Today's Russian Mafia
Words: 3585 Length: 10 Pages Topic: Criminal Justice Paper #: 12136501

communism," "vodka," may be "Vladimir Putin." But everyone who would be asked about Russia would also say "Russian mafia" who are very cruel and dangerous gangs from Russia and who wouldn't stop behind anything in achieving their dirty plans. The term and the phenomenon of Russian mafia are pretty young if compared to well-known mafia of Sicily, Italy, Latin American cartels. The first news and rumors about Russian mafia in

Egypt Http://www.usatoday.com/news/world/story/2012-06-03/egypt-mubarak-verdicts/55359136/1...
Words: 604 Length: 2 Pages Topic: History - Israel Paper #: 46189809

S. military presence in the area. It is frustrating that even so long after the end of the Cold War, there still persists a level of distrust and antagonism on the part of the Russians toward the U.S. In many respects, post-Soviet Communist Russia still provides tacit support for other nations to oppose or undermine U.S. international interests. Another example would be the difficulty the Russians have caused by opposing

Georgia-Russia Crisis - An Overview
Words: 1993 Length: 6 Pages Topic: Military Paper #: 73901934

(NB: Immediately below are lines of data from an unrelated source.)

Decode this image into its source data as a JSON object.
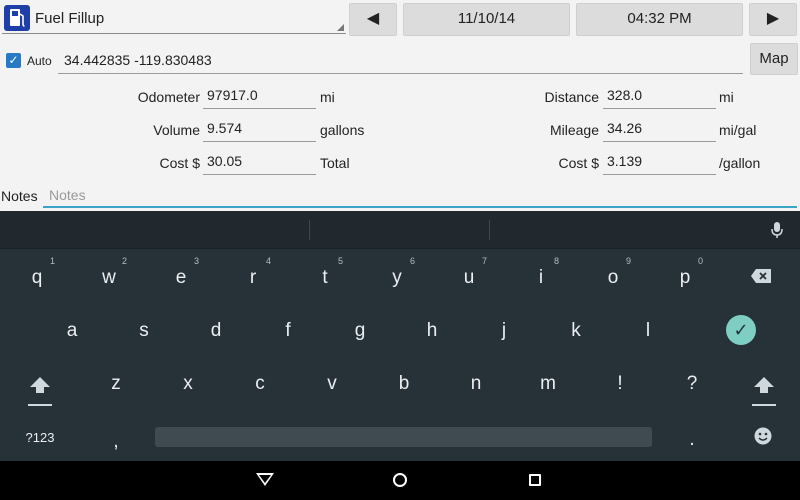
{
  "header": {
    "vehicle": "Fuel Fillup",
    "prev_label": "◀",
    "date": "11/10/14",
    "time": "04:32 PM",
    "next_label": "▶"
  },
  "location": {
    "auto_label": "Auto",
    "auto_checked": true,
    "coords": "34.442835 -119.830483",
    "map_label": "Map"
  },
  "fields": {
    "odometer": {
      "label": "Odometer",
      "value": "97917.0",
      "unit": "mi"
    },
    "volume": {
      "label": "Volume",
      "value": "9.574",
      "unit": "gallons"
    },
    "cost": {
      "label": "Cost $",
      "value": "30.05",
      "unit": "Total"
    },
    "distance": {
      "label": "Distance",
      "value": "328.0",
      "unit": "mi"
    },
    "mileage": {
      "label": "Mileage",
      "value": "34.26",
      "unit": "mi/gal"
    },
    "unit_cost": {
      "label": "Cost $",
      "value": "3.139",
      "unit": "/gallon"
    }
  },
  "notes": {
    "label": "Notes",
    "placeholder": "Notes"
  },
  "keyboard": {
    "row1": [
      {
        "k": "q",
        "h": "1"
      },
      {
        "k": "w",
        "h": "2"
      },
      {
        "k": "e",
        "h": "3"
      },
      {
        "k": "r",
        "h": "4"
      },
      {
        "k": "t",
        "h": "5"
      },
      {
        "k": "y",
        "h": "6"
      },
      {
        "k": "u",
        "h": "7"
      },
      {
        "k": "i",
        "h": "8"
      },
      {
        "k": "o",
        "h": "9"
      },
      {
        "k": "p",
        "h": "0"
      }
    ],
    "row2": [
      "a",
      "s",
      "d",
      "f",
      "g",
      "h",
      "j",
      "k",
      "l"
    ],
    "row3": [
      "z",
      "x",
      "c",
      "v",
      "b",
      "n",
      "m",
      "!",
      "?"
    ],
    "sym_label": "?123",
    "comma": ",",
    "period": ".",
    "accent_color": "#7ecec4"
  }
}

The read on him is that he can be "volatile" and "difficult to manage," but that he is an intelligent, effective leader. The general read is that Saakashvili attacked South Ossetia first, and Putin responded with massive overkill. There have been numerous charges tossed about that George Bush somehow triggered the Georgia-Russia crisis for many different reasons. Most of these charges have come repeatedly from Vladimir Putin. No independent, objective